Did you get the shot? Lisa winks from under a garland of flowers and fairy lights. Travelling from San Francisco she’s a touring connoisseur of mystic Americana and she’s crossed the Atlantic to follow the rising star of the Jamband scene, Billy Strings. And she’s not alone.
Several hundred people have made the journey to see William Apostol in the intimate Islington Assembly Hall (Capacity 890). A setting now unusual for the Grammy award winning (best Bluegrass 2021) artist who has been selling out venues of two-plus thousand for a few years now and booked to headline the nine thousand standing Red Rocks Amphitheatre later this year. Which makes this mini run of two (and a half if you count the Rough Trade instore) small show something special.
For those unfamiliar with what a ‘Jam band’ entails the starting point is that it’s improvisational music of the sort spearheaded by 60s psychedelic rock band the Grateful Dead. Typically rather than stick to similar song formats night after night when on tour a Jam-band will radically change setlists and reimagine their repertoire with an emphasis on instrumental prowess and expressive interpretation.
For the fan of Jam band music, if a band has ‘it’ there’s a certain vibe that defines their music -a willingness to meander musically, improvise, and an accommodation of mind-altering substances in the music and setting supports the shared sense of event. Which is to say it gets pretty wild in the crowd.
Billy Strings is a 29 year old heavily tattooed veteran of both bluegrass and Jam band scenes and after several years of building his fanbase it was his Grammy win in 2021 (followed by a nomination in 2022) that really put him on the American map.
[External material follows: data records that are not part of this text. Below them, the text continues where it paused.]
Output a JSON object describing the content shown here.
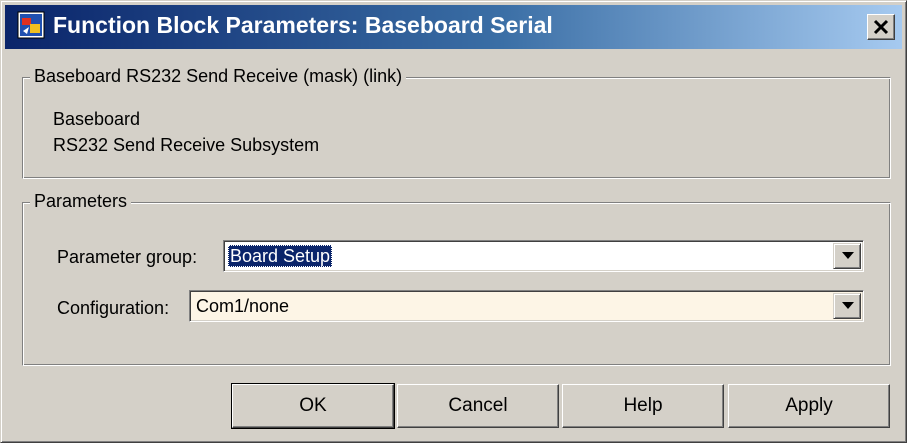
{
  "window": {
    "title": "Function Block Parameters: Baseboard Serial",
    "icon": "simulink-block-icon",
    "close_icon": "close-icon"
  },
  "description_group": {
    "legend": "Baseboard RS232 Send Receive (mask) (link)",
    "lines": [
      "Baseboard",
      "RS232 Send Receive Subsystem"
    ]
  },
  "parameters_group": {
    "legend": "Parameters",
    "parameter_group": {
      "label": "Parameter group:",
      "value": "Board Setup"
    },
    "configuration": {
      "label": "Configuration:",
      "value": "Com1/none"
    }
  },
  "buttons": {
    "ok": "OK",
    "cancel": "Cancel",
    "help": "Help",
    "apply": "Apply"
  },
  "colors": {
    "title_gradient_start": "#0a246a",
    "title_gradient_end": "#a6caf0",
    "dialog_face": "#d4d0c8",
    "combo_background": "#fdf5e6",
    "selection": "#0a246a"
  }
}
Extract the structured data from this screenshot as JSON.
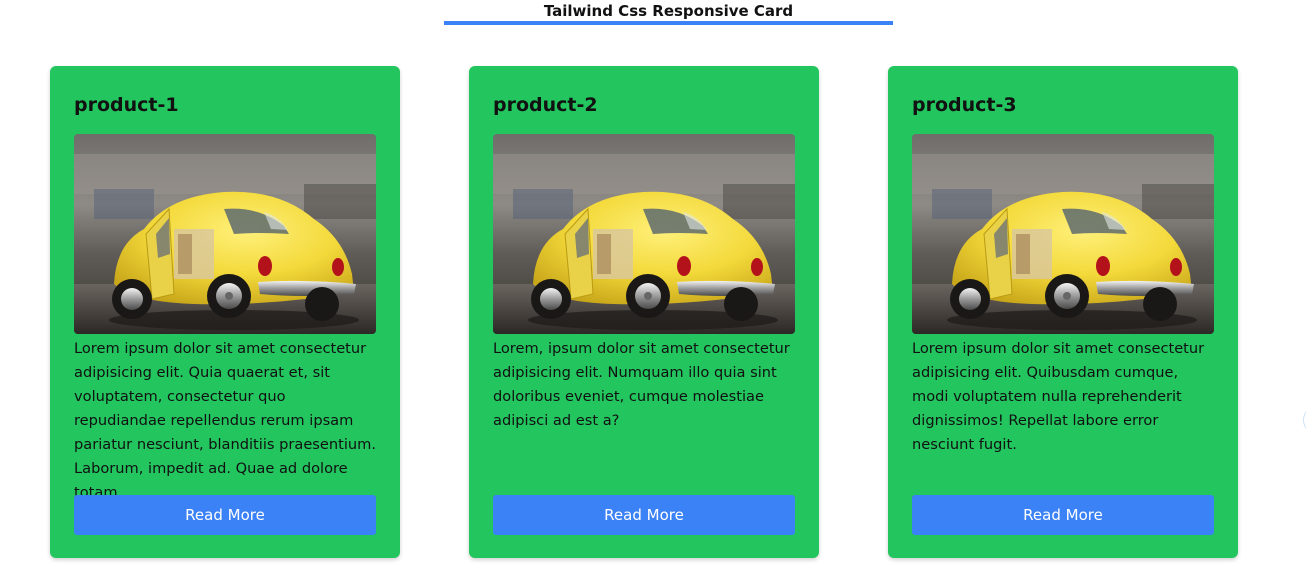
{
  "header": {
    "title": "Tailwind Css Responsive Card",
    "accent_color": "#3b82f6"
  },
  "card_color": "#22c55e",
  "button_color": "#3b82f6",
  "cards": [
    {
      "title": "product-1",
      "image_alt": "yellow-toy-car-image",
      "text": "Lorem ipsum dolor sit amet consectetur adipisicing elit. Quia quaerat et, sit voluptatem, consectetur quo repudiandae repellendus rerum ipsam pariatur nesciunt, blanditiis praesentium. Laborum, impedit ad. Quae ad dolore totam.",
      "button_label": "Read More"
    },
    {
      "title": "product-2",
      "image_alt": "yellow-toy-car-image",
      "text": "Lorem, ipsum dolor sit amet consectetur adipisicing elit. Numquam illo quia sint doloribus eveniet, cumque molestiae adipisci ad est a?",
      "button_label": "Read More"
    },
    {
      "title": "product-3",
      "image_alt": "yellow-toy-car-image",
      "text": "Lorem ipsum dolor sit amet consectetur adipisicing elit. Quibusdam cumque, modi voluptatem nulla reprehenderit dignissimos! Repellat labore error nesciunt fugit.",
      "button_label": "Read More"
    }
  ]
}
Accomplished on several instruments it’s been his work on guitar that has caught the attention of established musicians, like members of the Grateful Dead, who’ve invited him on stage and tour over the years. Stalled somewhat by the pandemic 2022 seems like the year that he truly becomes a serious name in his own right and this short run of shows in the UK is a tester of sorts for his longer tour later in the year.
The first night of two night run saw Billy Strings plays a progressive set of their more high energy party tunes (despite being an acoustic bands) including fan favourites ‘Dust in the Baggie’ and ‘Away From The Mire’. The latter coming at the end of a spectacular second set, raised an already elevated crowd to stratospheric heights. A player of astounding diversity, String’s virtuosity allows him to move between Jazz, bluegrass, rock, progressive and metal phrasing on his Martin modified acoustic. In particular, this performance of ‘Mire’ contained elements of all those genres, amplifying rather than burying the soul of his compositions to dazzling effect. At the end of the first night the audience was in rapture and spilled out into the street where a spontaneous party erupted, most people being unable, let alone unwilling, to call it a night.
If the Saturday night show was the electrified party, the Sunday show was a very different beast. Down-home, gospel-tinged and rootsy, the renditions of bluegrass classics held the audience in the palm of His hand. You could say that if the first night saw Billy hold court and blast the stage with some infernal virtuosity then Sunday saw the rest of his exceptional band lock in and lift the audience with some stellar fretwork towards salvation. The audience that filed out on the last night were no less amazed than Saturday but revitalised rather than irradiated.
Is this a band at their peak? It’s hard to say that any concert could get better than the Saturday show. Intellectually stimulating, emotionally resonant and effortlessly surprising it had the hallmarks of a mythic classic (thankfully recorded). Billy Strings are captivating kinetic performers and their devotion to their music radiates from every pore as they wring deep emotions from every bend, run and breakdown. It’s testament to performances of this calibre that the technical aspects of their playing pale in comparison to the visual and emotional components of their collective improvisation. It’s like Jazz but what Jazz could be if it escaped the depths of its own cliche and said something compelling and contemporary. Billy Strings is a triumph.
Billy String 26th March, Islington, London
Billy String 27th March, Islington, London
Billy Strings played Islington Assembly Hall, London, UK, 26th and 27th March 2022.
The aim of art is to represent not the outward appearance of things, but their inward significance. – Aristotle